1. Prelub SR, Alford CA. Rubella. In: Remington JS, Klein JO, eds. Infectious diseases of the fetus and newborn infant. 3rd ed. Philadelphia: W.B. Saunders; 1990. Pp. 196224. [ Links ]
2. Robertson SE, Cutts FT, Samuel R, Diaz-Ortega JL. Control of rubella and congenital rubella syndrome (CRS) in developing countries, part 2: vaccination against rubella. Bull World Health Organ. 1997;75:6980. [ Links ]
3. Organisation panaméricaine de la Santé, Division des vaccins et de l'immunisation. Vaccination contre la rubéole des femmes en âge de procréer (Amériques). Bull Informatif du PEV. 2001;22(4):6. [ Links ]
4. Pan American Health Organization, Division of Vaccines and Immunization. Brazil accelerates control of rubella and prevention of congenital rubella syndrome. EPI Newsl. 2002; 25(2):13. [ Links ]
5. Plotkin SA. Where rubella is still a problem. Pediatr Infect Dis J. 1999;18:5756. [ Links ]
6. Golden N, Kempker R, Khator P, Summerlee R, Fournier A. Congenital rubella syndrome in Haiti. Rev Panam Salud Publica. 2002;12(4): 26973. [ Links ]
7. Cutts FT, Robertson SE, Diaz-Ortega JL, Samuel R. Control of rubella and congenital rubella syndrome (CRS) in developing countries, part 1: burden of disease from CRS. Bull World Health Organ. 1997;75(1):5568. [ Links ]
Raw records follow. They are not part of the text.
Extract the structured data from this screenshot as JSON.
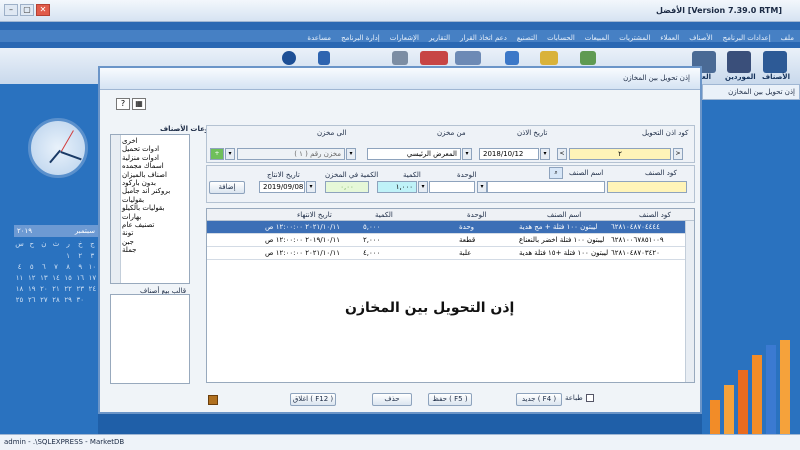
{
  "app": {
    "title": "[Version 7.39.0 RTM] الأفضل",
    "menu_items": [
      "ملف",
      "إعدادات البرنامج",
      "الأصناف",
      "العملاء",
      "المشتريات",
      "المبيعات",
      "الحسابات",
      "التصنيع",
      "دعم اتخاذ القرار",
      "التقارير",
      "الإشعارات",
      "إدارة البرنامج",
      "مساعدة"
    ],
    "toolbar": {
      "items_label": "الأصناف",
      "suppliers_label": "الموردين",
      "customers_label": "العملا"
    },
    "right_tab": "إذن تحويل بين المخازن",
    "status": "admin  -  .\\SQLEXPRESS  -  MarketDB"
  },
  "calendar": {
    "month": "سبتمبر",
    "year": "٢٠١٩",
    "weekdays": [
      "س",
      "ح",
      "ن",
      "ث",
      "ر",
      "خ",
      "ج"
    ],
    "days": [
      "",
      "",
      "",
      "",
      "١",
      "٢",
      "٣",
      "٤",
      "٥",
      "٦",
      "٧",
      "٨",
      "٩",
      "١٠",
      "١١",
      "١٢",
      "١٣",
      "١٤",
      "١٥",
      "١٦",
      "١٧",
      "١٨",
      "١٩",
      "٢٠",
      "٢١",
      "٢٢",
      "٢٣",
      "٢٤",
      "٢٥",
      "٢٦",
      "٢٧",
      "٢٨",
      "٢٩",
      "٣٠"
    ]
  },
  "dialog": {
    "title": "إذن تحويل بين المخازن",
    "categories_label": "مجموعات الأصناف",
    "categories": [
      "اخرى",
      "ادوات تحميل",
      "ادوات منزلية",
      "اسماك مجمده",
      "اصناف بالميزان",
      "بدون باركود",
      "بروكنر اند جامبل",
      "بقوليات",
      "بقوليات بالكيلو",
      "بهارات",
      "تصنيف عام",
      "تونة",
      "جبن",
      "جملة"
    ],
    "template_label": "قالب بيع أصناف",
    "header": {
      "doc_code_label": "كود اذن التحويل",
      "doc_code_value": "٢",
      "date_label": "تاريخ الاذن",
      "date_value": "2018/10/12",
      "from_label": "من مخزن",
      "from_value": "المعرض الرئيسي",
      "to_label": "الى مخزن",
      "to_value": "مخزن رقم ( ١ )"
    },
    "item_form": {
      "code_label": "كود الصنف",
      "name_label": "اسم الصنف",
      "unit_label": "الوحدة",
      "qty_label": "الكمية",
      "qty_value": "١,٠٠٠",
      "stock_label": "الكمية في المخزن",
      "stock_value": "٠,٠٠",
      "prod_date_label": "تاريخ الانتاج",
      "prod_date_value": "2019/09/08",
      "add_button": "إضافة"
    },
    "grid": {
      "columns": [
        "كود الصنف",
        "اسم الصنف",
        "الوحدة",
        "الكمية",
        "تاريخ الانتهاء"
      ],
      "rows": [
        [
          "٦٢٨١٠٤٨٧٠٤٤٤٤",
          "ليبتون ١٠٠ فتلة + مج هدية",
          "وحدة",
          "٥,٠٠٠",
          "٢٠٢١/١٠/١١ ١٢:٠٠:٠٠ ص"
        ],
        [
          "٦٢٨١٠٠٦٧٨٥١٠٠٩",
          "ليبتون ١٠٠ فتلة اخضر بالنعناع",
          "قطعة",
          "٢,٠٠٠",
          "٢٠١٩/١٠/١١ ١٢:٠٠:٠٠ ص"
        ],
        [
          "٦٢٨١٠٤٨٧٠٣٤٢٠",
          "ليبتون ١٠٠ فتلة +١٥ فتلة هدية",
          "علبة",
          "٤,٠٠٠",
          "٢٠٢١/١٠/١١ ١٢:٠٠:٠٠ ص"
        ]
      ]
    },
    "watermark": "إذن التحويل بين المخازن",
    "buttons": {
      "print": "طباعة",
      "new": "جديد ( F4 )",
      "save": "حفظ ( F5 )",
      "delete": "حذف",
      "close": "اغلاق ( F12 )"
    }
  }
}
8. World Health Organization, Expanded Programme on Immunization. Rubella outbreak, Oman. Wkly Epidemiol Rec. 1994;69(45):3337. [ Links ]
9. World Health Organization, Expanded Programme on Immunization. Immunization in the English-speaking Caribbean. Wkly Epidemiol Rec. 1996;71:21723. [ Links ]
10. Cutts FT, Vynnycky E. Modelling the incidence of congenital rubella syndrome in developing countries. Int J Epidemiol. 1999; 28(6):117684. [ Links ]
Manuscript received 25 June 2003. Revised version accepted for publication on 30 December 2003.
Suggested citiation Désinor OY, Ansèlme RJP, Laender F, Saint-Louis C, Bien-Aimé JE. Seroprevalence of antibodies against rubella virus in pregnant women in Haiti. Rev Panam Salud Publica. 2004;15(3):147–50.
1 Send correspondence to: Olbeg Y. Désinor, PO Box 174, Port-au-Prince, Haiti